Like South Carolina, Oregon has a high-scoring guard who can single-handedly dominate a game.
Sophomore Tyler "Mr. March" Dorsey has been sensational thus far. Either he or Thornwell is arguably this tournament's most outstanding player at the moment.
Dorsey has made 34 of his 51 field-goal attempts (66.6 percent) and 17 of his 26 three-pointers (65.4 percent). Simply put, he's the key to Oregon pulling off another upset.
If Dorsey can continue to knock down outside jumpers, then North Carolina, which leads Division I in rebounding margin by a long shot (the Tar Heels out-rebound their opponents by 13.0 per game), will not have as many missed field goals to corral, thereby helping neutralize its greatest strength.
That being said, junior forward Jordan Bell should be able to give UNC's big men, senior forwards Kennedy Meeks and Isaiah Hicks, a strong challenge down low.
Bell has been phenomenal in the NCAA tournament, averaging 12.5 points and 12.5 rebounds per game. Bell also blocked eight shots against Kansas in the Elite Eight. He looked like he was wearing Moon Shoes while the Jayhawks were bound by gravity to the floor.
Bell could pose a big problem for Meeks and Hicks, but the X-factor is the bench.
UNC has sophomore forward Luke Maye, who scored 17 points (in just 20 minutes) and hit the game-winning shot against Kentucky in the Elite Eight, as well as senior Nate Britt and freshman forward Tony Bradley.
Oregon isn't as deep with the loss of Boucher. In the NCAA tournament, no more than seven Ducks have played at least 10 in a game, and in two contests, only six players hit that mark. That might be a problem against a deeper UNC team.

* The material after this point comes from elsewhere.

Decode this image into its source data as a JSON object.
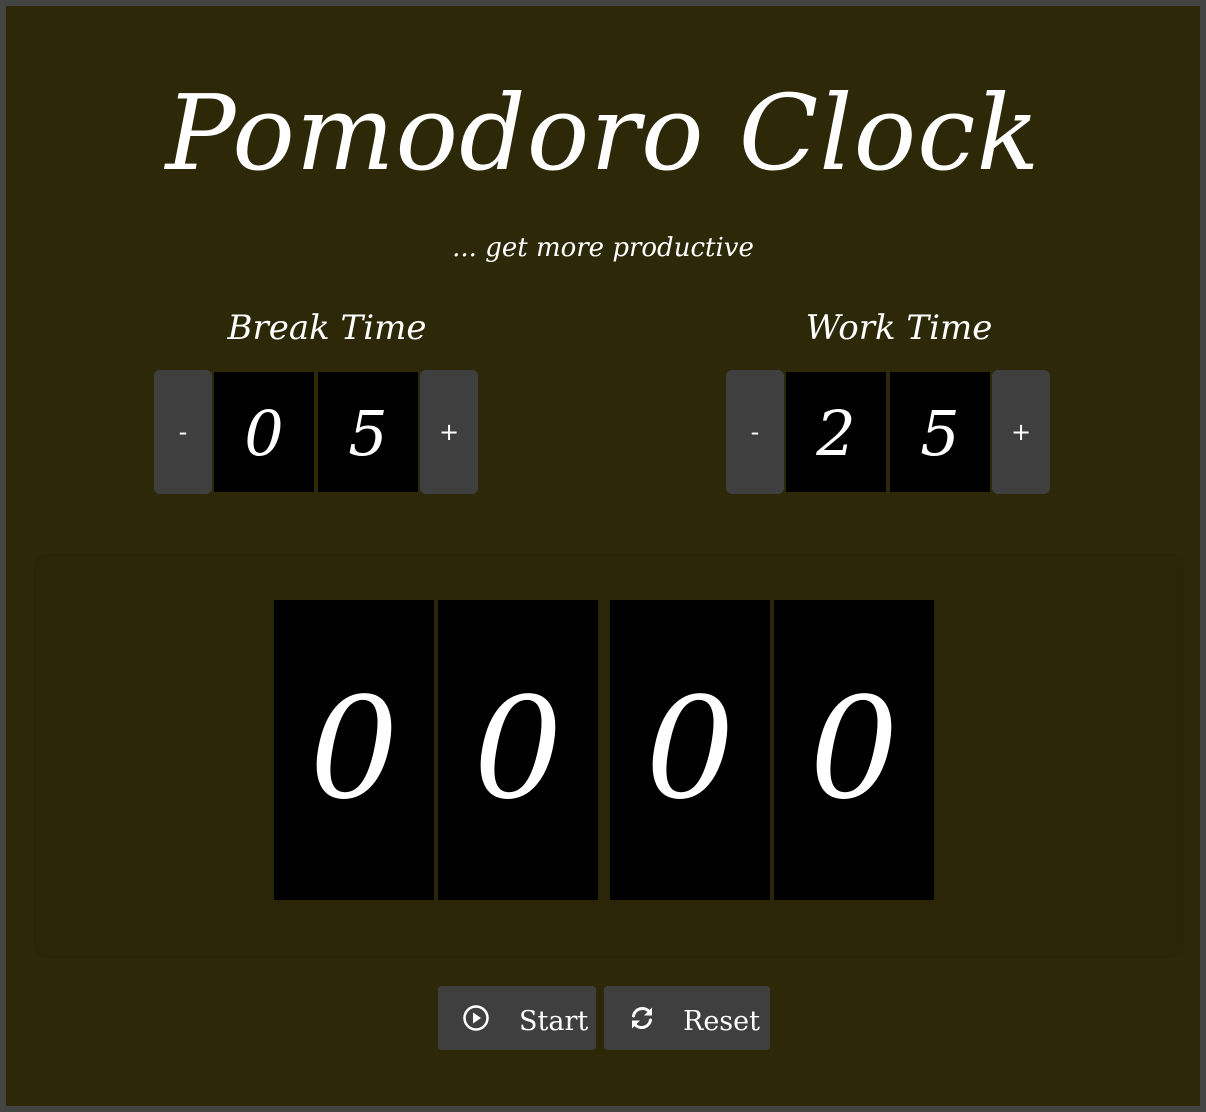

Like Gonzaga vs. South Carolina, this game should stay close deep into the second half. But take the Tar Heels to advance to the championship game.